- Try it
Copy the complete listing that follows, letter for letter.

- Data shown
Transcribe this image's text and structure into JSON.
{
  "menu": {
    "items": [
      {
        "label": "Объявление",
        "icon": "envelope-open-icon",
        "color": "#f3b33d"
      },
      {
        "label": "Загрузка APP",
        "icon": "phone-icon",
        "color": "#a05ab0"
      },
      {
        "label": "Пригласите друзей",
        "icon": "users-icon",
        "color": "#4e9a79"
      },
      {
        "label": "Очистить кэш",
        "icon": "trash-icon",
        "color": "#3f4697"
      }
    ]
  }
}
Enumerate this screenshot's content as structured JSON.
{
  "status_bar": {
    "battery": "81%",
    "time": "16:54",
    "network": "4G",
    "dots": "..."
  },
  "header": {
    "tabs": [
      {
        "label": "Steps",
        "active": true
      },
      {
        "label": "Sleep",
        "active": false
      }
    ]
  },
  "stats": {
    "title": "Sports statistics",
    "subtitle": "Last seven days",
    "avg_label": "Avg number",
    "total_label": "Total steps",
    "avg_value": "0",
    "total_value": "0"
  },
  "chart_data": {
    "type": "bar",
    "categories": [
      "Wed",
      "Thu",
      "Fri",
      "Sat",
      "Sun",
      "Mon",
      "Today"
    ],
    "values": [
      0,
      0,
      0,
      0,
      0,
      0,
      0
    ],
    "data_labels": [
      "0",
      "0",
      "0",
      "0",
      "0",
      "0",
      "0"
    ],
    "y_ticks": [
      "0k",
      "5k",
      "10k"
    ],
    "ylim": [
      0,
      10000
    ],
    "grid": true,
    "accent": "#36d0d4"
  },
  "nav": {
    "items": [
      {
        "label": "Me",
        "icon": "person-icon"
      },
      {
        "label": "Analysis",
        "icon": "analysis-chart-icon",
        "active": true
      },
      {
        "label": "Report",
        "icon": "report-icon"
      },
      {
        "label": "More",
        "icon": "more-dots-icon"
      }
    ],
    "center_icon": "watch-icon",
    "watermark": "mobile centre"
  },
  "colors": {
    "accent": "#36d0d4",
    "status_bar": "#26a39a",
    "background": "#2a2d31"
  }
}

- Output of the exercise
Transcribe this image's text and structure into JSON.
{
  "menu": {
    "items": [
      {
        "label": "Объявление",
        "icon": "envelope-open-icon",
        "color": "#f3b33d"
      },
      {
        "label": "Загрузка APP",
        "icon": "phone-icon",
        "color": "#a05ab0"
      },
      {
        "label": "Пригласите друзей",
        "icon": "users-icon",
        "color": "#4e9a79"
      },
      {
        "label": "Очистить кэш",
        "icon": "trash-icon",
        "color": "#3f4697"
      }
    ]
  }
}
Enumerate this screenshot's content as structured JSON.
{
  "status_bar": {
    "battery": "81%",
    "time": "16:54",
    "network": "4G",
    "dots": "..."
  },
  "header": {
    "tabs": [
      {
        "label": "Steps",
        "active": true
      },
      {
        "label": "Sleep",
        "active": false
      }
    ]
  },
  "stats": {
    "title": "Sports statistics",
    "subtitle": "Last seven days",
    "avg_label": "Avg number",
    "total_label": "Total steps",
    "avg_value": "0",
    "total_value": "0"
  },
  "chart_data": {
    "type": "bar",
    "categories": [
      "Wed",
      "Thu",
      "Fri",
      "Sat",
      "Sun",
      "Mon",
      "Today"
    ],
    "values": [
      0,
      0,
      0,
      0,
      0,
      0,
      0
    ],
    "data_labels": [
      "0",
      "0",
      "0",
      "0",
      "0",
      "0",
      "0"
    ],
    "y_ticks": [
      "0k",
      "5k",
      "10k"
    ],
    "ylim": [
      0,
      10000
    ],
    "grid": true,
    "accent": "#36d0d4"
  },
  "nav": {
    "items": [
      {
        "label": "Me",
        "icon": "person-icon"
      },
      {
        "label": "Analysis",
        "icon": "analysis-chart-icon",
        "active": true
      },
      {
        "label": "Report",
        "icon": "report-icon"
      },
      {
        "label": "More",
        "icon": "more-dots-icon"
      }
    ],
    "center_icon": "watch-icon",
    "watermark": "mobile centre"
  },
  "colors": {
    "accent": "#36d0d4",
    "status_bar": "#26a39a",
    "background": "#2a2d31"
  }
}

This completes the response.